In older cities and art markets, the status quo for decades has been that commercial galleries, beyond just marketing and selling, give context, stability, and credibility to the work and artists. As the expectations of graduating artists (who are coming out in a flood these days) shift in a new economy, and as traditional hierarchies dissolve in the digital and social-media age, I’m not feeling the commercial spaces keeping up with these shifts, because it doesn’t jibe with their business model. If anything, the populations of most Texas cities, along with the populations of artists, are increasing, but the number of more traditional galleries with traditional business models feels stagnant. In Dallas, the number of conventional galleries is just now recovering from its post-recession losses. Collectors are still conservative, by and large, and these galleries aren’t interested in losing them. A place like Circuit 12, however, reflects the youth of its owners (mid-20s), who have what seems like an obligatory built-in flexibility, albeit at the expense of stability. This rangier business model is related to the experience of artists of the same generation and region.
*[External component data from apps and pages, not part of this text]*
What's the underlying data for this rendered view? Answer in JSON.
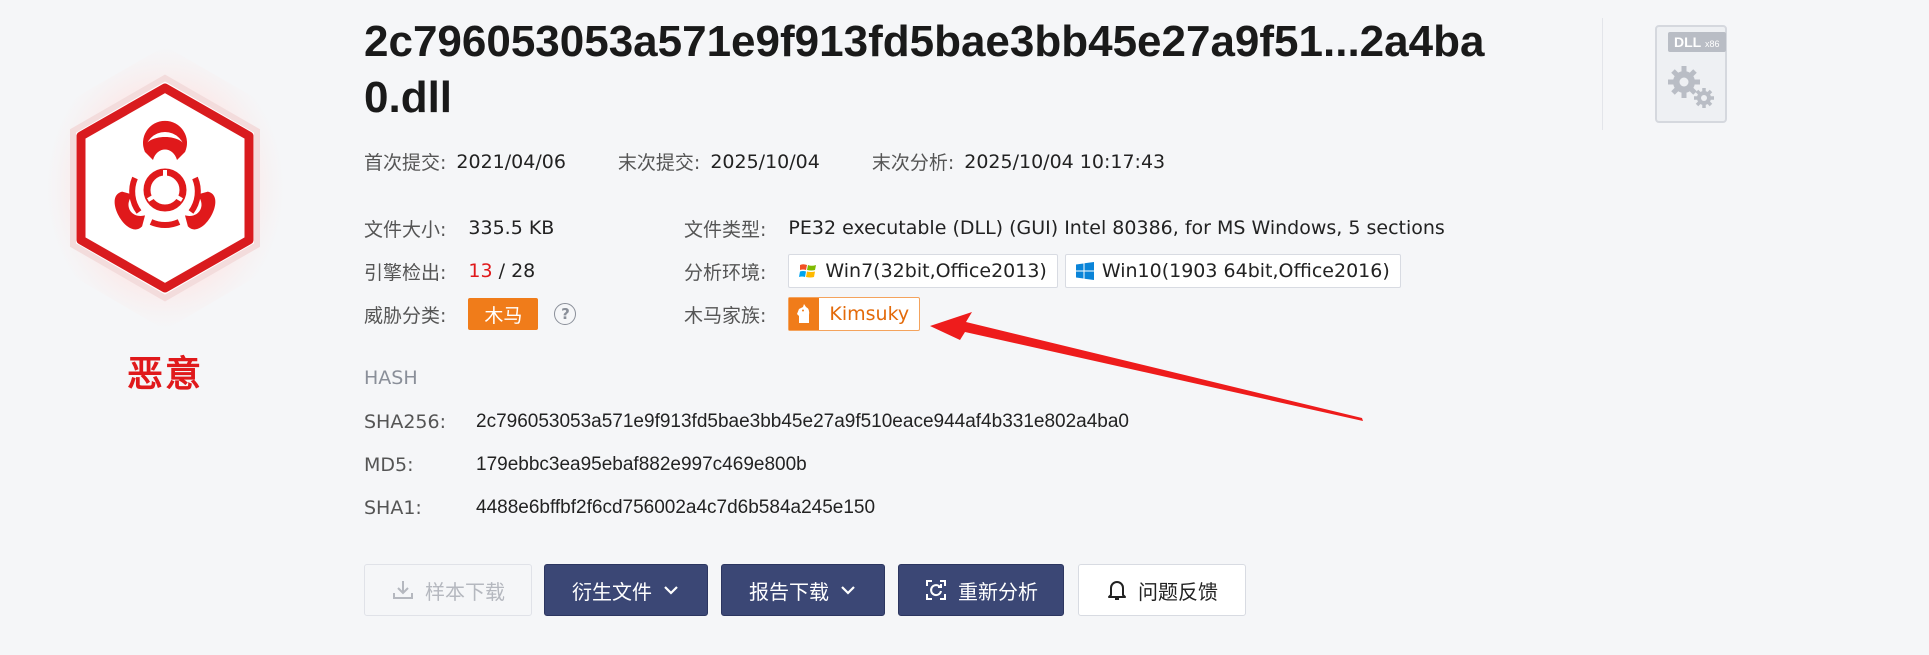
{
  "file": {
    "title": "2c796053053a571e9f913fd5bae3bb45e27a9f51...2a4ba0.dll",
    "verdict": "恶意"
  },
  "meta": {
    "first_submit_label": "首次提交:",
    "first_submit_value": "2021/04/06",
    "last_submit_label": "末次提交:",
    "last_submit_value": "2025/10/04",
    "last_analysis_label": "末次分析:",
    "last_analysis_value": "2025/10/04 10:17:43"
  },
  "details": {
    "size_label": "文件大小:",
    "size_value": "335.5 KB",
    "detect_label": "引擎检出:",
    "detect_count": "13",
    "detect_sep": " / ",
    "detect_total": "28",
    "threat_label": "威胁分类:",
    "threat_value": "木马",
    "help_glyph": "?",
    "type_label": "文件类型:",
    "type_value": "PE32 executable (DLL) (GUI) Intel 80386, for MS Windows, 5 sections",
    "env_label": "分析环境:",
    "env_items": [
      {
        "label": "Win7(32bit,Office2013)",
        "icon": "windows7-icon"
      },
      {
        "label": "Win10(1903 64bit,Office2016)",
        "icon": "windows10-icon"
      }
    ],
    "family_label": "木马家族:",
    "family_value": "Kimsuky"
  },
  "hash": {
    "section_label": "HASH",
    "sha256_label": "SHA256:",
    "sha256_value": "2c796053053a571e9f913fd5bae3bb45e27a9f510eace944af4b331e802a4ba0",
    "md5_label": "MD5:",
    "md5_value": "179ebbc3ea95ebaf882e997c469e800b",
    "sha1_label": "SHA1:",
    "sha1_value": "4488e6bffbf2f6cd756002a4c7d6b584a245e150"
  },
  "actions": {
    "download_sample": "样本下载",
    "derived_files": "衍生文件",
    "report_download": "报告下载",
    "reanalyze": "重新分析",
    "feedback": "问题反馈"
  },
  "file_icon": {
    "label": "DLL",
    "sub": "x86"
  },
  "colors": {
    "malicious_red": "#e0191b",
    "threat_orange": "#f07c1a",
    "primary_button": "#3b4775",
    "annotation_arrow": "#ee1c1c"
  }
}
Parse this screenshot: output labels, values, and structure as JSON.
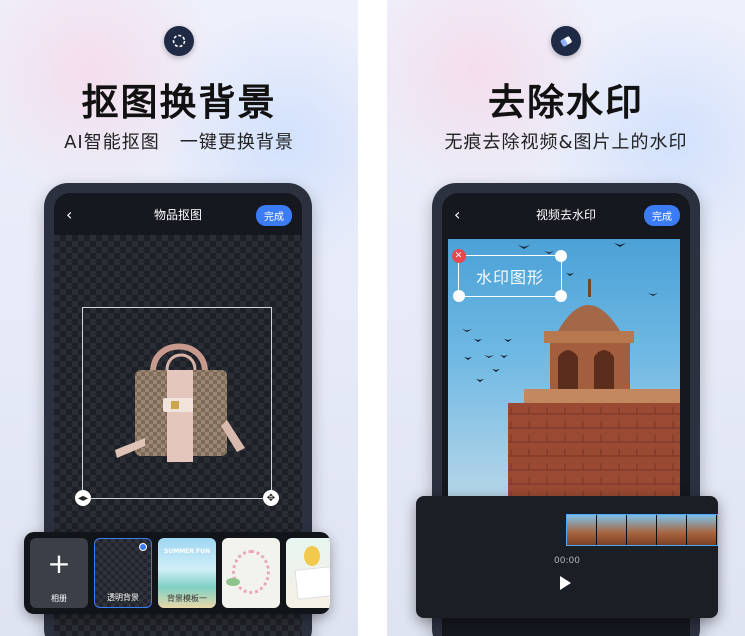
{
  "left": {
    "title": "抠图换背景",
    "subtitle": "AI智能抠图   一键更换背景",
    "screen": {
      "title": "物品抠图",
      "done_label": "完成"
    },
    "tray": [
      {
        "label": "相册",
        "kind": "add"
      },
      {
        "label": "透明背景",
        "kind": "transparent"
      },
      {
        "label": "背景模板一",
        "kind": "beach"
      },
      {
        "label": "",
        "kind": "floral"
      },
      {
        "label": "",
        "kind": "balloons"
      }
    ],
    "tray_inner": {
      "beach_caption": "SUMMER FUN"
    }
  },
  "right": {
    "title": "去除水印",
    "subtitle": "无痕去除视频&图片上的水印",
    "screen": {
      "title": "视频去水印",
      "done_label": "完成",
      "watermark_text": "水印图形"
    },
    "player": {
      "time": "00:00"
    }
  },
  "colors": {
    "accent": "#3b7bf6",
    "phone_frame": "#2c3140",
    "remove_red": "#e5484d"
  }
}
Correct me if I’m wrong, but much of what I’m writing here could apply to Houston, in part (though Houston has seemed more gallery-grounded than Dallas all along) and it certainly applies to Austin, which has always struggled to establish a gallery system, and San Antonio, too, which is in an exciting kind of art growth spurt of its own.
It used to be that the galleries “broke” the new artists, like record labels broke music performers. And generally the natural procession was that the artists are out in front of all trends, followed closely by the galleries that capture that energy and commercialize it for their collectors, followed by the museums who solidify the artists’ legacies. These old pathways are being tested and reshaped daily in this weird economy, locally and otherwise.
The slippage in the old system is perhaps more pronounced in newer, entrepreneurial cities like Dallas, anyway: Dallas never really got its gallery scene on the international map, despite the various galleries trooping off to the art fairs in Miami and New York every year. The established galleries here are diligent, curatorial, and respectable. They’re not known for taking crazy risks. Why would they?
I’d like to hear from both artists and gallerists about how their traditional partnerships are changing, evolving or dissolving, or how many new grads are gunning for traditional gallery shows anymore. We don’t know what the Texas art market will look like even five years from now, let alone ten or twenty, and maybe this is for the best. For the moment, all I can report on is what I’m seeing and feeling in Dallas, which is that 1) “Sundowner” artists and Circuit 12 are engaged in kind of consensual artist-gallery one-night stand; 2) Dallas artists are getting good at this kind of arrangement, and 3) the ArtPrize will solidify this kind of hookup culture in the region. I have no problem with this.
(Edited to add Pierre Krause to the list of local artists’ names in the first paragraph.)